• _Problem statement_: Each line below containing the word "name" needs to be shown.

• _Records supplied_:
______
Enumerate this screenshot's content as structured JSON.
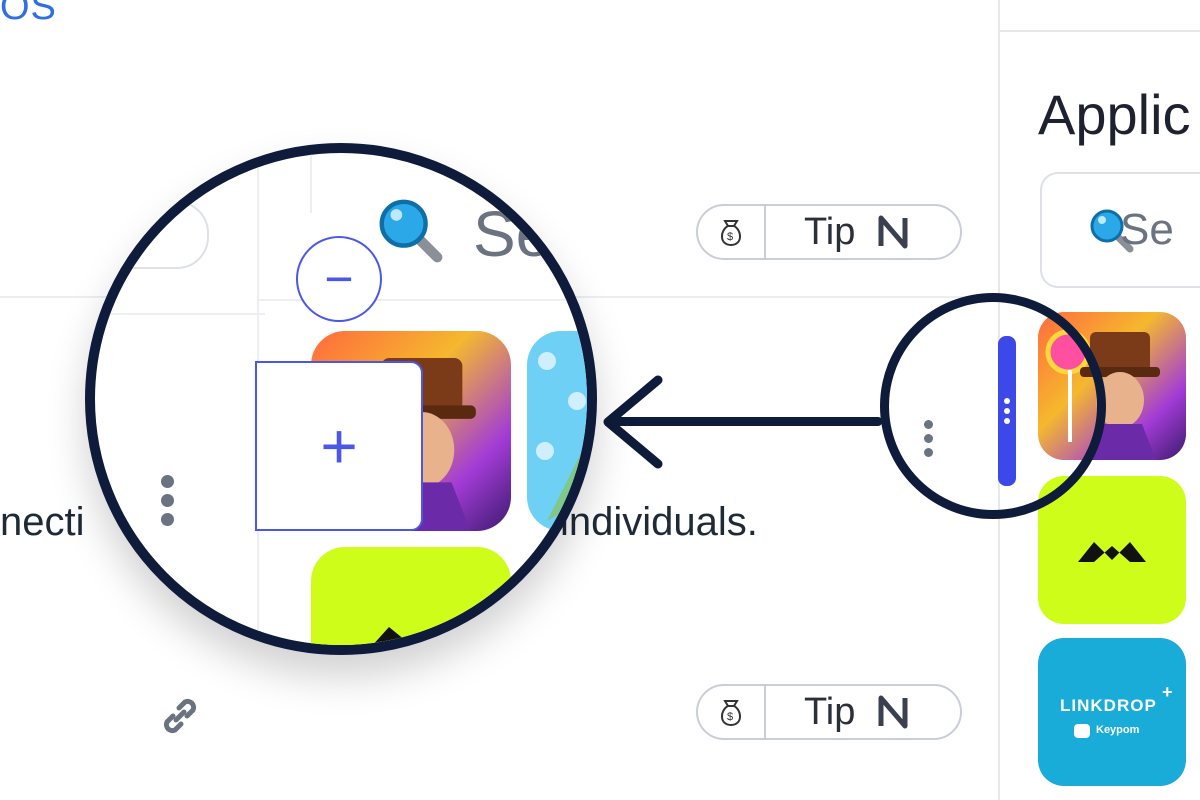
{
  "header": {
    "link_fragment": "OS"
  },
  "right_panel": {
    "title_fragment": "Applic",
    "search_placeholder_fragment": "Se"
  },
  "listing": {
    "description_left": "necti",
    "description_right": "individuals.",
    "tip_button_label": "Tip",
    "tip_currency": "N"
  },
  "apps": [
    {
      "name": "candy-portrait-app",
      "style": "portrait"
    },
    {
      "name": "mintbase-app",
      "style": "lime"
    },
    {
      "name": "linkdrop-app",
      "style": "teal",
      "title": "LINKDROP",
      "subtitle": "Keypom"
    }
  ],
  "magnifier": {
    "search_placeholder_fragment": "Se",
    "minus_symbol": "−",
    "plus_symbol": "+"
  },
  "colors": {
    "accent": "#3d48e8",
    "lime": "#cdfd19",
    "teal": "#19acd9",
    "navy": "#0e1b3a"
  }
}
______
• _Solved problem_:
      "name": "candy-portrait-app",
      "name": "mintbase-app",
      "name": "linkdrop-app",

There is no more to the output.